  • An assortment of compostable materials
  • Water

How To

  • Decide where you will compost–if you need a lot of space, you can create a simple, open pile in an unused area of your yard or build a wood and wire cage to contain it, if you have less space or live in an urban environment, an enclosed bin is probably your best bet (you can either purchase one or build your own)
  • Combine compost materials in your bin or pile, many people prefer to alternate layers of browns and greens—for best results use approximately 1/3 greens to 2/3 browns
  • Add just enough water to dampen the pile, you want it to be about as damp as a wrung-out sponge
  • Turn the pile by mixing the contents of your bin regularly for quicker composting

Compost Ingredients

  • Kitchen scraps including fruit and vegetable trimmings and peels, stale or moldy bread, eggshells (rinse first)
  • Coffee grounds and used tea bags
  • Fresh yard and grass clippings



  • Dead leaves
  • Dried grass clippings
  • Shredded newspaper (many use inks that may be toxic—use only those that print with soy-based inks, for example the San Francisco Chronicle)
  • Used paper towels
  • Vacuum cleaner bag contents

Do Not Compost

  • Meat or dairy products
  • Diseased plant materials
  • Weeds with seeds or viable roots
  • Pet waste

Learn what else you can compost at WebEcoist.com.

Problem: Slimy and smelly
Cause: Too much green material or too wet
Solution: Add more dry browns and mix well
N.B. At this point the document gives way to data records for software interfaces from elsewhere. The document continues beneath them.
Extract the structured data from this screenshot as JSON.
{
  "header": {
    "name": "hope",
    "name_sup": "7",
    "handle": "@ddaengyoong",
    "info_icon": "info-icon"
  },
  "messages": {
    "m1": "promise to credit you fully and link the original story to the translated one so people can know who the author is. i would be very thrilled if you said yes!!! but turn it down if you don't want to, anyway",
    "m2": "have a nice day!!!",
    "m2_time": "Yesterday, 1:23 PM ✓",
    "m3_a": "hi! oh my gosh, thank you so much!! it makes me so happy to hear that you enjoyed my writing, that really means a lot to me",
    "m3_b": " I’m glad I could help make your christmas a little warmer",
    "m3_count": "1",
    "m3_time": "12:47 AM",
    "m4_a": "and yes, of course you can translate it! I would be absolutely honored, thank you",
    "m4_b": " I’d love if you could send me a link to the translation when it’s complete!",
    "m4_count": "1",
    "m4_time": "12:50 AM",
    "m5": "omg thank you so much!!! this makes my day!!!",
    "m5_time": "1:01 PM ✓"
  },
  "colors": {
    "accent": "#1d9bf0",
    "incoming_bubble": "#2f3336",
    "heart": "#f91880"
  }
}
Problem: Not breaking down
Cause: Too much brown material or not enough water
Solution: Check dampness of pile, add more greens and/or water and mix well

Problem: Inconsistent break down
Cause: Scraps are too big
Solution: Make sure all pieces are 2 inches or less in diameter, the smaller you chop your scraps and shred your paper, the quicker and more consistently your compost will break down

Problem: Pests
Cause: Exposed, rotting kitchen scraps
Solution: Bury scraps below a layer of browns; omit all meat, dairy and other fat-containing kitchen scraps

Problem: Seedlings
Cause: Seeds from fruit and vegetable scraps root in compost
Solution: Gently remove seedlings, plant in pots and see what grows

For more information visit: